Tuesday, February 01, 2011

Montessori Home-schooling and You

Thank you to Ivy, who writes this in the comment area.  I think it should be put to you readers broadly, as it is a topic of much discussion these days.  I hope you'll post opinions.

... what do you think about homeschooling Montessori-style? Does it work, or is it a contradiction of terms? With respect to practical life curriculum, I don't see why not. Also, art, math, literature, etc. curricula could be covered by an intelligent adult, no? I stumbled upon your discipline blog, and the statement that the Montessori method relies on peer pressure for normalizing stuck in my mind. Does this mean that a group of kids is necessary for what seems to be a very important ingredient of the learning that goes on in a Montessori environment? And further, I wonder, if peer pressure is considered to be a key influencer, what does this imply for individuality? The thing I regret most from my childhood was in fact the concept of wanting, no, needing to be like others in my group. This worked great in terms of discipline, but not so great in terms of self-esteem. In my teenage years I struggled with the idea of being "average" and did my best to live that down. Luckily, most of the time these efforts were productive, rather than destructive, but it could have gone the other way.

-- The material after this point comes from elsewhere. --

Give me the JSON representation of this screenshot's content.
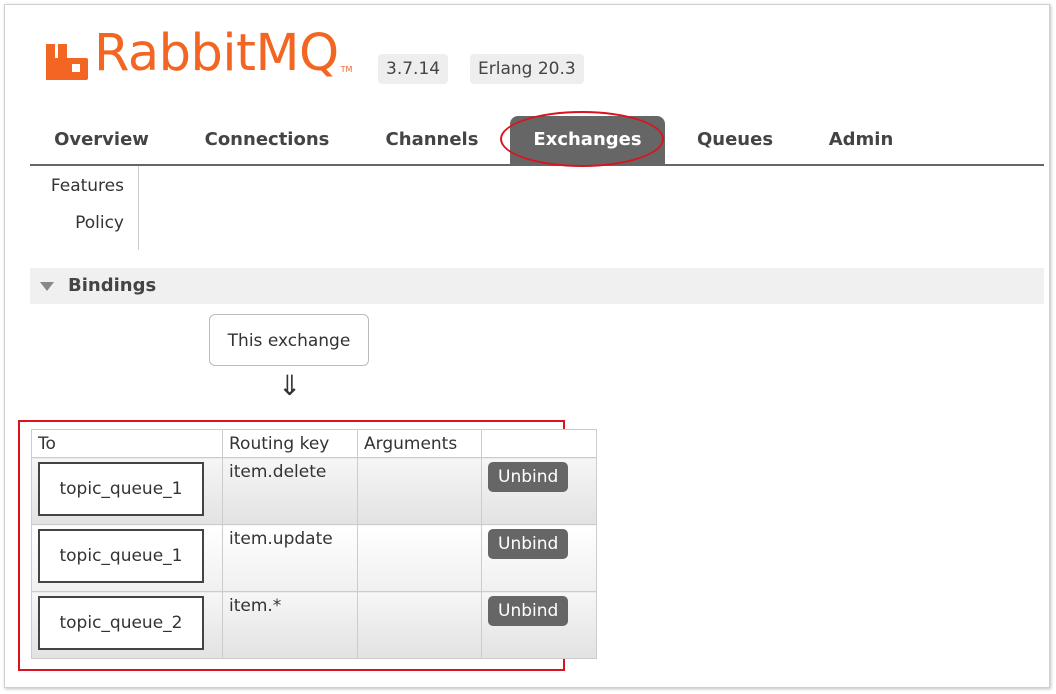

I have a certain bias toward a school model for several reasons.  I believe in school for kids older than two, and I think Maria Montessori did, too.  I come from a school-based model and a school-based training.  I suppose it is possible to find a training program that prepares Montessori teachers for home-schooling, but I don't know of any.  (Do you?  Did anyone train in one?)

The particular problem I would expect, though, is mostly one of creating an appropriate context.  The Montessori classroom is necessarily a space apart, especially "for the children".  It does seem a contradiction in terms to have a "children's house" within the confines of the "family house" and operating within the family relationship dynamic.  I would think it would be very hard to create such an environment--with the necessary level of remove on the part of the adult--within the family unit.   I guess the point is that it is necessary for the child to be very independent of the adult, and especially of the adult's desires and opinions, for a true "Montessori" class to emerge, and it's hard for me to imagine a small child-- whose life, well being, and sense of worth are all utterly intertwined with those of her parents-- being able to isolate her goals effectively from the goals of the parent (to say nothing of the parent's ability to do the same) to a degree that the kind of motivational independence we aim for in a Montessori environment is achieved at home.

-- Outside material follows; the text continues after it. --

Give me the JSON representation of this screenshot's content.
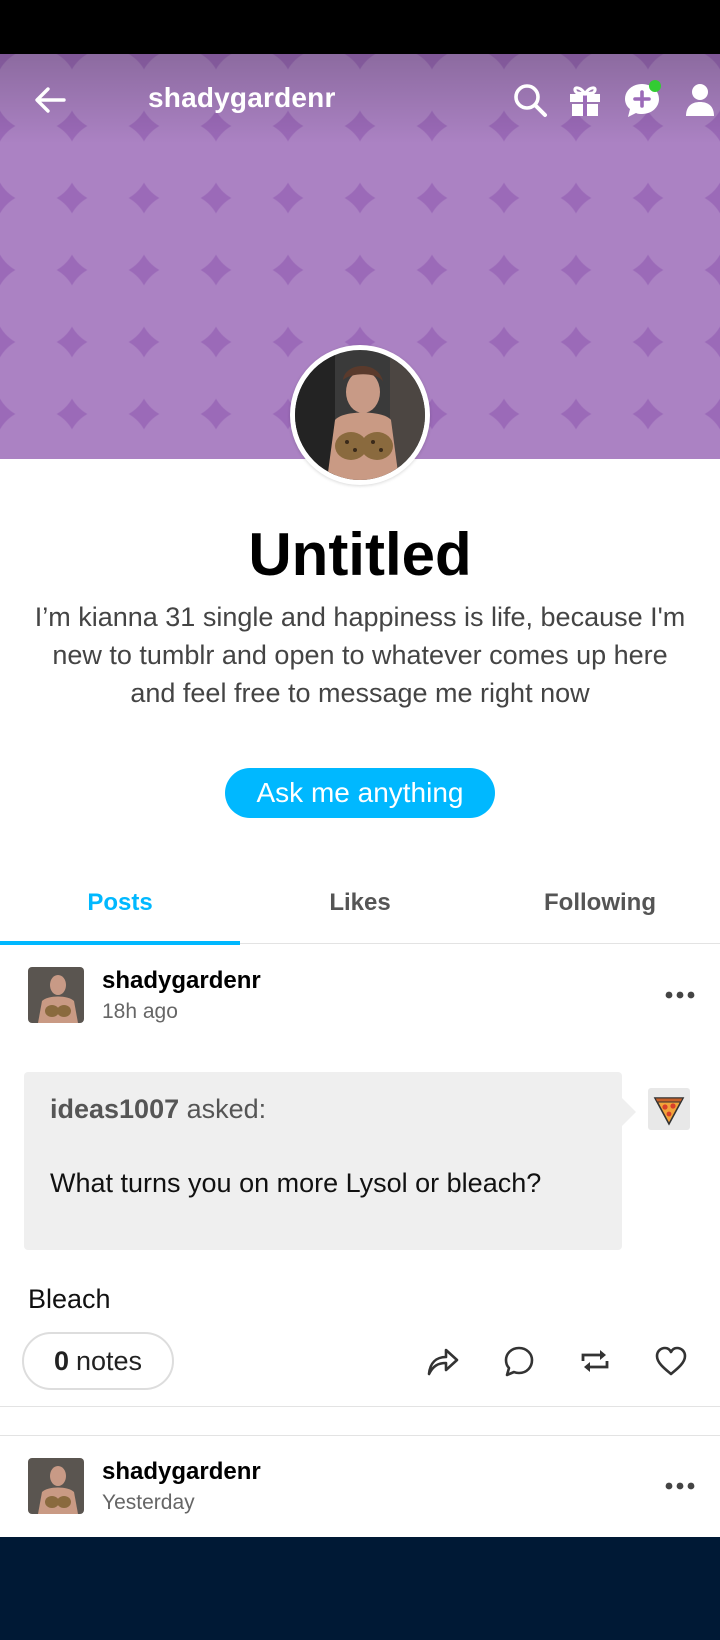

I DO think that a Montessori environment can be achieved at home for children two years old and under, because that early time is one of bonding and forming attachments to significant adults, who should optimally (according to Montessori herself) be the parents.  The Montessori infant/toddler classroom, however you come down on the particulars,  really attempts to re-create such attachments in a group setting while preparing the child for greater independence--which the parent would naturally be doing also.  There is not so much separation expected in these very early years.  The primary curriculum, however, is built on a school model.

This is not to say that Montessori philosophy can't be used at home.  In fact, it has to be for the school program to be optimized.  However, what Montessori schools ask of parents is not more Montessori school at home, but reinforcement of principles in a family context, which is not at all the same experience, even if the ultimate goals are one.  I do see the difficulty with the idea of "normalizing" a child at home--the one place in the world where every child should be made to feel special, and be allowed to need to be treated specially.  Children at home should be showered with affection (I think), and should be exuberantly loved above all others, but this is not really the optimal Montessori teacher-child relationship in school.

I know that many readers are doing Montessori-style home school, and are having success, so please tell me how you do it?   What does it look like?  What is the same?  What is different?  What is easy?  What is hard?